A Prayer for Owen Meany
Society and Class Quotes
How we cite our quotes:
It was Owen who introduced me to Wall's History of Gravesend, although I didn't read the whole book until I was a senior at Gravesend Academy, where the tome was required as a part of a town history project; Owen read it before he was ten. He told me that the book was FULL OF WHEELWRIGHTS. (1.51)
The Wheelwrights play a prominent role in the history of Gravesend. This gives them a certain quality of being regal and important. This is their town (well, at least as far as Harriet is concerned).
Delivery boys and guests in the house frequently mistook Lydia for my grandmother, because Lydia looked quite regal in her wheelchair and she was about my grandmother's age; she had tea with my grandmother every afternoon, and she played cards with my grandmother's bridge club—with those very same ladies whose tea she had once fetched. Shortly before Lydia died, even my Aunt Martha was struck by the resemblance Lydia bore to my grandmother. Yet to various guests and delivery boys, Lydia would always say—with a certain indignation of tone that was borrowed from my grandmother—"I am not Missus Wheelwright, I am Missus Wheelwright's former maid." It was exactly in the manner that Grandmother would claim that her house was not the Gravesend Inn. (1.73)
The relationship between Lydia and Harriet is really interesting, largely because it gives us a close look at how deeply rooted class identity is among the older generation in Gravesend. Harriet and Lydia are totally besties – Lydia even sticks around and lives with Harriet after she can't work as a maid anymore. Still, Lydia seems to be really aware of what her place in society is in relation to her former boss.
The Meanys, in my grandmother's lexicon, were not Mayflower stock. They were not descended from the founding fathers; you could not trace a Meany back to John Adams.

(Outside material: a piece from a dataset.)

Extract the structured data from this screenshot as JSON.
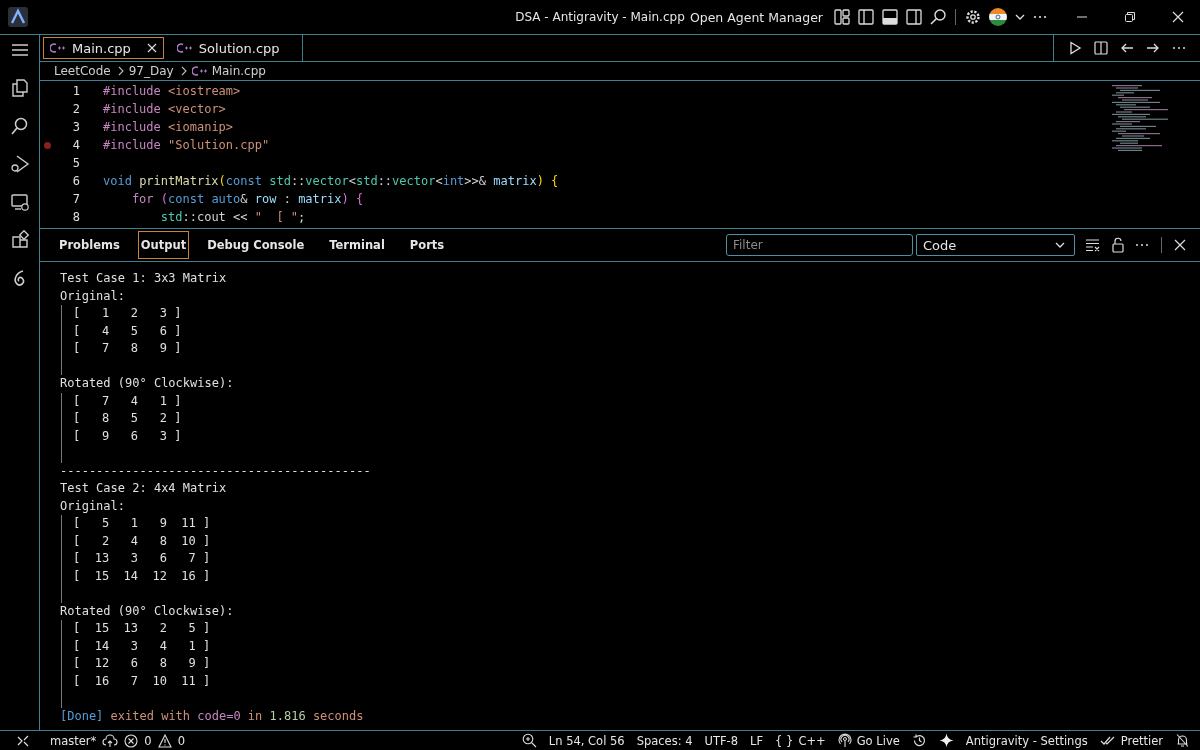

They were descended from later immigrants; they were Boston Irish. The Meanys made their move to New Hampshire from Boston, which was never England; they'd also lived in Concord, New Hampshire, and in Barre, Vermont—those were much more working-class places than Gravesend. Those were New England's true granite kingdoms. My grandmother believed that mining and quarrying, of all kinds, was groveling work—and that quarries and miners were more closely related to moles than to men. As for the Meanys: none of the family was especially small, except for Owen. (1.91)
The Wheelwrights are like town royalty because they can trace their roots back to the founding fathers; there's a place for their family in the history books (literally). The Meanys, on the other hand, are working-class folk. Their background shows that, in terms of social status, moving to Gravesend is a step up from their roots. For the Wheelwrights, it's all they've ever known.